___ Data extracts
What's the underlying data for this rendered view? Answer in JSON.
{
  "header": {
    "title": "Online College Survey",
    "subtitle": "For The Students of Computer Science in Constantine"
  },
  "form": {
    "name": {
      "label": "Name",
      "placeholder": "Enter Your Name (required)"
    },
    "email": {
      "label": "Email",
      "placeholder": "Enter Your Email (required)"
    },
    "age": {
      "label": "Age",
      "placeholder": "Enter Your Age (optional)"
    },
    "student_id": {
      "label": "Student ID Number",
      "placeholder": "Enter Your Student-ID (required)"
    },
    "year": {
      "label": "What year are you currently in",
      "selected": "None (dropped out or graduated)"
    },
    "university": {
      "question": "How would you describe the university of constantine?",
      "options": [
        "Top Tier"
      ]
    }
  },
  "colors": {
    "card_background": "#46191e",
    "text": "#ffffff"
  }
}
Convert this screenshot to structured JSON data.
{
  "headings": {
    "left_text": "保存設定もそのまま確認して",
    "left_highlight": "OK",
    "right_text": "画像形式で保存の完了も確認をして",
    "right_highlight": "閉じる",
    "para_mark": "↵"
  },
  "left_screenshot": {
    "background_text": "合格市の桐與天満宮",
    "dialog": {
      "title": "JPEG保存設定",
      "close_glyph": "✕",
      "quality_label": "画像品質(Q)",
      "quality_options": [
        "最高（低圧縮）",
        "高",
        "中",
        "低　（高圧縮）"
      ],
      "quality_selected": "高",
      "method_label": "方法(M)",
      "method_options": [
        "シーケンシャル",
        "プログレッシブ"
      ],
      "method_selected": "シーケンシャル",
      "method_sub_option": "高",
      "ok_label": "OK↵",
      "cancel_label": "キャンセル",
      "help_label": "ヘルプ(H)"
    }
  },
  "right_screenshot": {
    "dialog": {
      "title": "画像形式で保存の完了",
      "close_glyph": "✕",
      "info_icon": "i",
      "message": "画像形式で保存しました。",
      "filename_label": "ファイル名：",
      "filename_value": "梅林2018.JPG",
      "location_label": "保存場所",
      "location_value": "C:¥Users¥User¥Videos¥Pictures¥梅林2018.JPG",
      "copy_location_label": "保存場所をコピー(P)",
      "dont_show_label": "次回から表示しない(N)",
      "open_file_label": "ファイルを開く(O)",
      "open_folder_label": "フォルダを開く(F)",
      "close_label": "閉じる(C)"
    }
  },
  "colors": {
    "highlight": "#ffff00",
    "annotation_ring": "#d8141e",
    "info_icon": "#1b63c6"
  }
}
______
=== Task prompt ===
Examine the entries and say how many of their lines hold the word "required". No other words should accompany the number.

=== Reply ===
3